Candidate's spouse, 1968: A wife and mother whose main task is to keep the home fires burning, to smile in pictures, at the side of, and slightly behind, the candidate. Perhaps she engages in charity work. She surely trusts reporters not to write about any marriage or family problems.
Welcome to election year, 1988, where a candidate's spouse is likely to be a worker juggling family and career; who can, and sometimes does, speak on the issues; who may be a man, and who, this year, thanks to Gary Hart and his relationship with actress-model Donna Rice, should no longer expect that skeletons will remain in the family closet.
"If there's something, be prepared to talk about it, or not talk about it, and be prepared to pay the price either way," is the way Orange County political consultant David Vaporean counsels prospective candidate couples.
At a recent Washington workshop for Republican candidates for the House of Representatives, Sam Richardson, communications director of the National Republican Congressional Committee, said he cautioned spouses not to be surprised when a reporter asks: "Did Lee Hart do the right thing? Have you betrayed your husband? Has he betrayed you?"
He warned spouses to have answers (other than "it's none of your business") to questions into any addictions in the family, prison records or credit history.
"If they don't have answers, they shouldn't be out in the public eye," he said.
In Orange County, the spouses of politicians who are stepping down or hoping to move up play a full spectrum of roles, from reception line companion to luncheon speaker substitute. Here, the highest-ranking officials and most promising candidates are Republicans whose spouses--even the youngest and most active--speak highly of the intertwined priorities of God and country and traditional family values.
Claire Rosenberg, wife of Republican congressional candidate Nathan Rosenberg, is a 1974 Harvard graduate and a former budget examiner in the Executive Office of the President. She speaks fluent Spanish.
She has foregone office work to raise the couple's three children, all under the age of 5. At the same time, she is president of the Young Republicans, serves on the alumni committee of the Harvard Club of Orange County and raises funds for drug and child-abuse programs.
Her main role as a candidate's spouse is to "make sure everything works at home," she said. "It sounds not of the '80s, but it's keeping the home fires burning in such a way so he's got that solid foundation of love . . . so there aren't crises that would take his attention away."

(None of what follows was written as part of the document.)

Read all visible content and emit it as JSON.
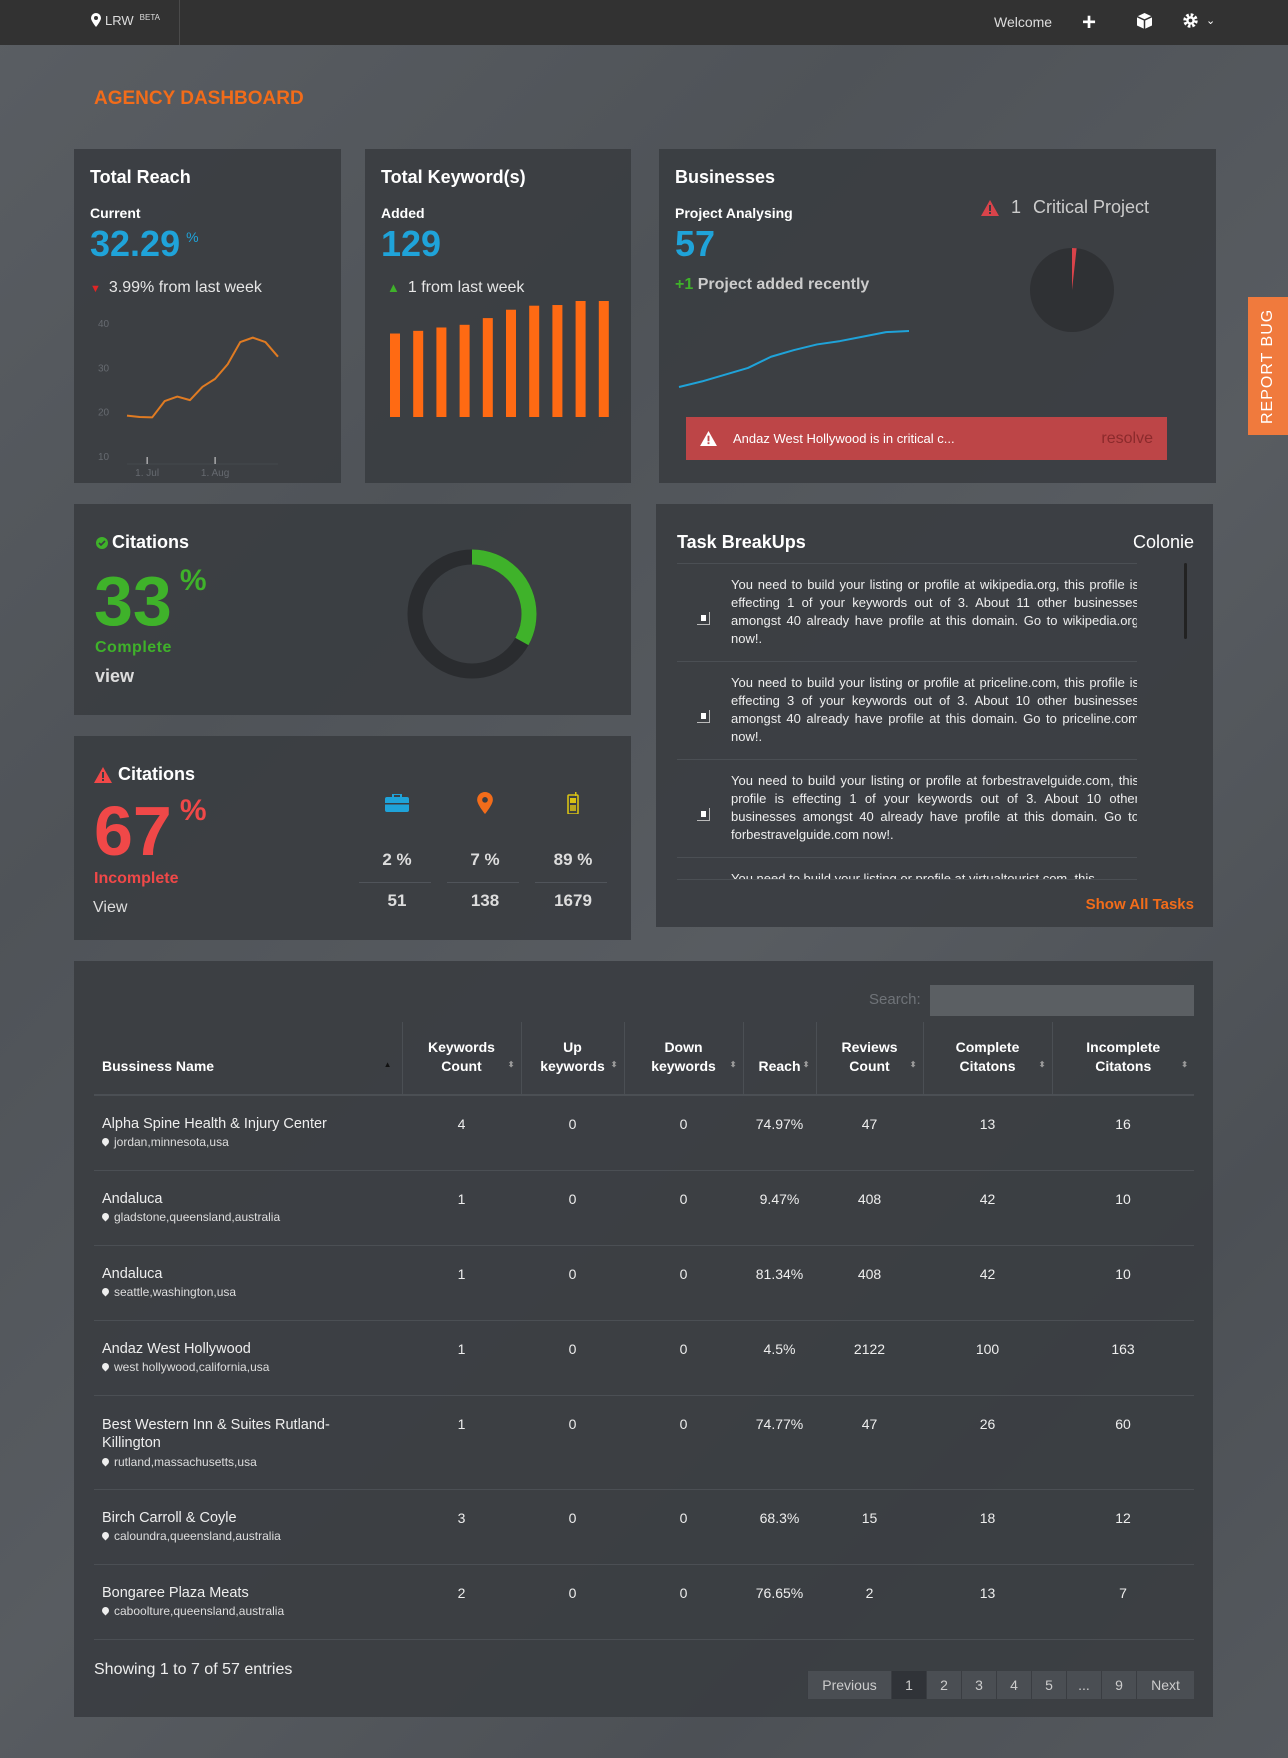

She encountered public scrutiny in 1986 during her husband's unsuccessful campaign (also for the 40th Congressional District seat), in which their links to the motivational seminars known as est or The Forum became an issue.
Werner Erhard, est's founder, is Rosenberg's older brother, "and we love him," she said. Claire, who attended est seminars before meeting Nathan, continues to attend workshops while Nathan, a management consultant, leads programs in leadership, money and accomplishment through the San Francisco-based Werner Erhard and Associates, she said.
Patty Baker, a working mother of two children under the age of 5, said she and her husband, David, an Irvine City Council member running for the same congressional seat Rosenberg is seeking, have discussed how to handle public scrutiny. She said they decided that while some parts of their private lives will be public, others will not.
"It's important to keep a life separate from the public . . . for our own well-being," she said. "We don't talk about our personal lives. It comes up with city council (races) and it's better if we keep it to ourselves."
Baker's priorities are husband, children and her job as regional staff assistant for a life insurance company. "Obviously, if we move to Washington, I would give up my job, and that's all right," she said. "I try not to think about it now. I think it worries my boss."
What hasn't changed is the spouse's primary role--unquestioned loyalty and support--according to Ken Khachigian, Ronald Reagan's former chief speech writer and now a San Clemente lawyer and political consultant.
"People don't understand really, how extraordinary (campaign) pressures are," he said. "It's extreme.
"I think, despite the fact that we're in a modern era, when it comes down to the last days of a campaign and you get nervous and stressed and everything else, there's no greater role, male or female, than that of the one unabashedly, unquestionably loyal person in the entourage who always thinks the candidate is a hero," said Khachigian, who campaigned with Richard Nixon and Reagan.
"One thing I learned from Richard Nixon is how presidents and candidates constantly need a lift. They spend so much of their time (getting) banged around, and questioned harshly under great stress."